- TASK STATEMENT -
Throughout the entries below, report every line where "fruit" is found.

Stored dataset items
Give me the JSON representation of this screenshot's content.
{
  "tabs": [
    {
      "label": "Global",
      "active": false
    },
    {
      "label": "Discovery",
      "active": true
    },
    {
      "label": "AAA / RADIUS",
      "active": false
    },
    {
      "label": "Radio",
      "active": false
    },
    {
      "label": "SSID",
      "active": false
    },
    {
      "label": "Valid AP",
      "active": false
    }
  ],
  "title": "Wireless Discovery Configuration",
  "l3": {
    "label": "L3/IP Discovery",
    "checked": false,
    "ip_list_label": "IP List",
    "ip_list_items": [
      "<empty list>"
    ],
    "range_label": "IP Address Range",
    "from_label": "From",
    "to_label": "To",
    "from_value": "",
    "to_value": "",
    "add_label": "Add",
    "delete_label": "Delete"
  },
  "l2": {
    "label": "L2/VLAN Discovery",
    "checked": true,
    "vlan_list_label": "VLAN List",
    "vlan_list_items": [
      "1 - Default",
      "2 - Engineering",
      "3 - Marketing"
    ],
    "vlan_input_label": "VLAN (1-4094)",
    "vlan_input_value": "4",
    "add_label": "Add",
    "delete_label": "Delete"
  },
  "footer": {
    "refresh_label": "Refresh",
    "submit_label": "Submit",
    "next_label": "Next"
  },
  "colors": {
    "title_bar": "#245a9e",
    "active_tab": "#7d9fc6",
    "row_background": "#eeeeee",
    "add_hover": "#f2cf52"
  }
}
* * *
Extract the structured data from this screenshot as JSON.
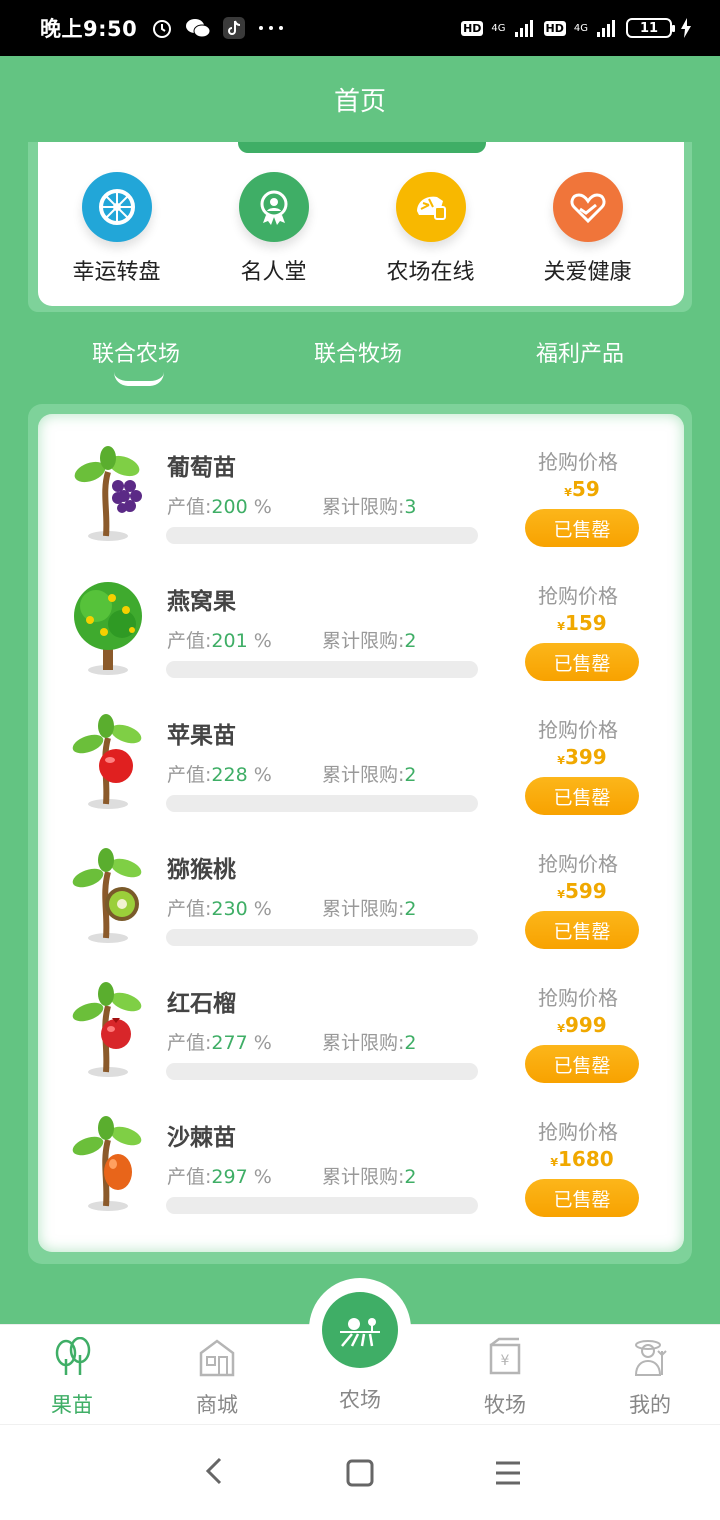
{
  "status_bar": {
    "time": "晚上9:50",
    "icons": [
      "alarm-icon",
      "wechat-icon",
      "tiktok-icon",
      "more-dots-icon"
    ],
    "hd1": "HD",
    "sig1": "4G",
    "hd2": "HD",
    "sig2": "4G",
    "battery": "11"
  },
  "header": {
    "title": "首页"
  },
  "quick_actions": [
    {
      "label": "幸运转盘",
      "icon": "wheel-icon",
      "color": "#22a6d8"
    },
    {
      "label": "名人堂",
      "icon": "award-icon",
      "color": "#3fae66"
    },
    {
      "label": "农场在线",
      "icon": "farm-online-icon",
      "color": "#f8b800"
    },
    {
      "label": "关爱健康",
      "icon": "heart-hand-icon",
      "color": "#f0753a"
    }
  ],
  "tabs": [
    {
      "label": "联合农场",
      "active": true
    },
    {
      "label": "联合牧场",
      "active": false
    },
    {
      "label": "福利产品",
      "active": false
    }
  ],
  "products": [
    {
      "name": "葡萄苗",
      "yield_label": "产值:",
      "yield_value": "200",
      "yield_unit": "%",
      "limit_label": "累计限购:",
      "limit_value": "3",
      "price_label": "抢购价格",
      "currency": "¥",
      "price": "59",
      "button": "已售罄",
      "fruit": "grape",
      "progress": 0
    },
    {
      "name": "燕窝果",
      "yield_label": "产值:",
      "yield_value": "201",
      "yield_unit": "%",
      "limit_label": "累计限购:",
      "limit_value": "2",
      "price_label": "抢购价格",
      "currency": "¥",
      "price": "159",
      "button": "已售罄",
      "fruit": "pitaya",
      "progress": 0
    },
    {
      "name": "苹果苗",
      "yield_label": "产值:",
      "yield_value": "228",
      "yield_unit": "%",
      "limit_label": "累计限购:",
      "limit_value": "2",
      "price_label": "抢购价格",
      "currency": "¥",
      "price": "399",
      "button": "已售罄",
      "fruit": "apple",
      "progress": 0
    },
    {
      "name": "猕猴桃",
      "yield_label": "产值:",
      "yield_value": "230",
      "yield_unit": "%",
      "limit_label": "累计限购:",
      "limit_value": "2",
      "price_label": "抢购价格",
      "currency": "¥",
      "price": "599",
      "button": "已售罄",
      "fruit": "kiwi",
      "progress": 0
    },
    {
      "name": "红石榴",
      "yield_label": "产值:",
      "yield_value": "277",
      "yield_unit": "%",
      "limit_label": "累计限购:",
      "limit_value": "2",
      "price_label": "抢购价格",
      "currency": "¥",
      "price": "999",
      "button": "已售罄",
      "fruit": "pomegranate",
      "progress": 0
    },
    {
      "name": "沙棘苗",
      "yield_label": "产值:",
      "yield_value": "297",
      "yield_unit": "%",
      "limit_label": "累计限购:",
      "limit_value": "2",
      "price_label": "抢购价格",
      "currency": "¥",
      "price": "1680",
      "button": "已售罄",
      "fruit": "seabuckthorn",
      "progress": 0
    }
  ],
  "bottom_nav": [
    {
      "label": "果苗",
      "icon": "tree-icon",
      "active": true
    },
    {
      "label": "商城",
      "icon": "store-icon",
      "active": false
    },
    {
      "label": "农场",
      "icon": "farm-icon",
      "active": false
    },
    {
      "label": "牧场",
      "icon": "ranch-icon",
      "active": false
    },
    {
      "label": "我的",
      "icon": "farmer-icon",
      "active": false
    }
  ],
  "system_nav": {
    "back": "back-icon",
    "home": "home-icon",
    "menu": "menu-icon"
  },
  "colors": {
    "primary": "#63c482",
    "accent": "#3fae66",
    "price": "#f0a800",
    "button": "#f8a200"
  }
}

- SOLVED PROBLEM -
      "fruit": "grape",
      "fruit": "pitaya",
      "fruit": "apple",
      "fruit": "kiwi",
      "fruit": "pomegranate",
      "fruit": "seabuckthorn",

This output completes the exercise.